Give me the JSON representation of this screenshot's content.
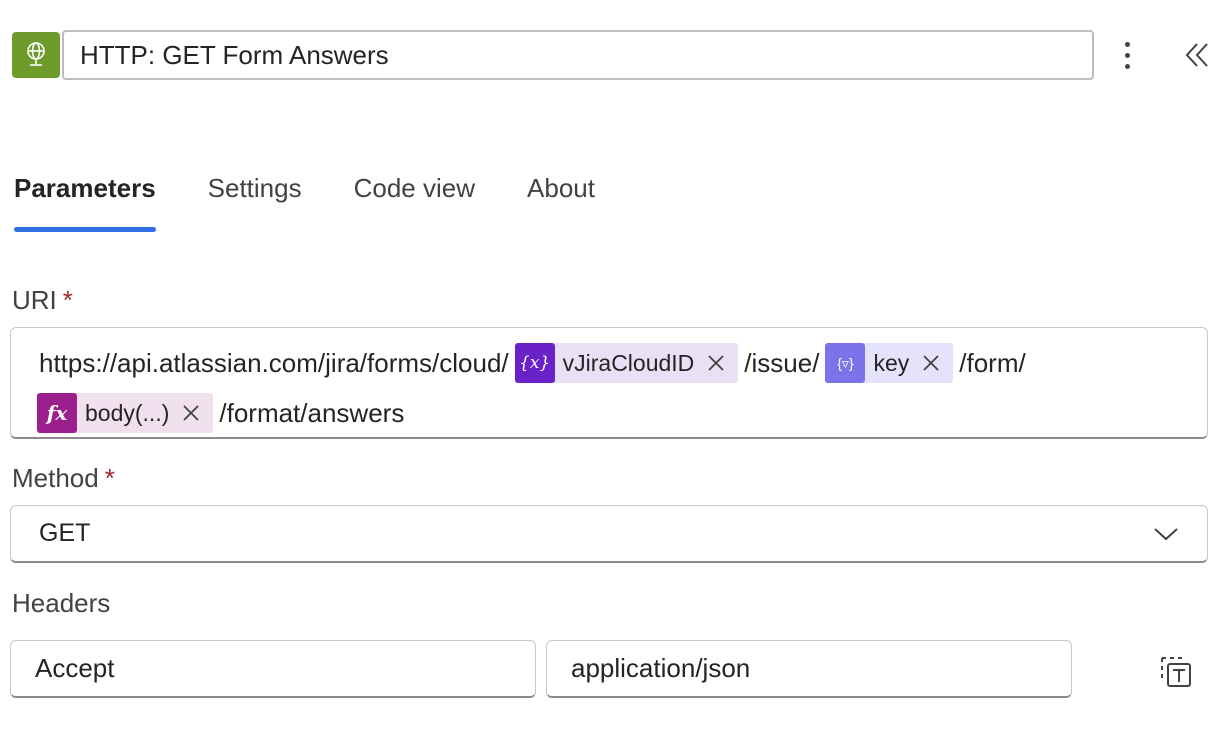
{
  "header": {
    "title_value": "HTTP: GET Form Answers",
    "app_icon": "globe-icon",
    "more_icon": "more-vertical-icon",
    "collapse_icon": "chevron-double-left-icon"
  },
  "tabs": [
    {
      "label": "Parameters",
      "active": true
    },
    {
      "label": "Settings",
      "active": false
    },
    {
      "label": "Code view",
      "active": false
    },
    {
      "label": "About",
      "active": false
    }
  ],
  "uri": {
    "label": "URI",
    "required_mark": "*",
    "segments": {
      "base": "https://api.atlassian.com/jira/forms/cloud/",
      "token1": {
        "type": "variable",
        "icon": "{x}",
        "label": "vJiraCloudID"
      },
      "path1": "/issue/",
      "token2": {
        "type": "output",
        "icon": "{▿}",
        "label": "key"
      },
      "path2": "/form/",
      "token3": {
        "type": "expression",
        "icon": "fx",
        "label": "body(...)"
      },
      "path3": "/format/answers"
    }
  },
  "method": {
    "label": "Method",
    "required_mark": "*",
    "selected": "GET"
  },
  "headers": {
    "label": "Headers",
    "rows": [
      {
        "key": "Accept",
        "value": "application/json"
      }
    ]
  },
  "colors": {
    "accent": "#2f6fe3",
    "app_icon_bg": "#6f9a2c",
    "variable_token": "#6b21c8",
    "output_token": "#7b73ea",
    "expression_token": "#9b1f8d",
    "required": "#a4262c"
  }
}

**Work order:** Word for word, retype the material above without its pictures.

**Result for this exercise:**
Give me the JSON representation of this screenshot's content.
{
  "header": {
    "title_value": "HTTP: GET Form Answers",
    "app_icon": "globe-icon",
    "more_icon": "more-vertical-icon",
    "collapse_icon": "chevron-double-left-icon"
  },
  "tabs": [
    {
      "label": "Parameters",
      "active": true
    },
    {
      "label": "Settings",
      "active": false
    },
    {
      "label": "Code view",
      "active": false
    },
    {
      "label": "About",
      "active": false
    }
  ],
  "uri": {
    "label": "URI",
    "required_mark": "*",
    "segments": {
      "base": "https://api.atlassian.com/jira/forms/cloud/",
      "token1": {
        "type": "variable",
        "icon": "{x}",
        "label": "vJiraCloudID"
      },
      "path1": "/issue/",
      "token2": {
        "type": "output",
        "icon": "{▿}",
        "label": "key"
      },
      "path2": "/form/",
      "token3": {
        "type": "expression",
        "icon": "fx",
        "label": "body(...)"
      },
      "path3": "/format/answers"
    }
  },
  "method": {
    "label": "Method",
    "required_mark": "*",
    "selected": "GET"
  },
  "headers": {
    "label": "Headers",
    "rows": [
      {
        "key": "Accept",
        "value": "application/json"
      }
    ]
  },
  "colors": {
    "accent": "#2f6fe3",
    "app_icon_bg": "#6f9a2c",
    "variable_token": "#6b21c8",
    "output_token": "#7b73ea",
    "expression_token": "#9b1f8d",
    "required": "#a4262c"
  }
}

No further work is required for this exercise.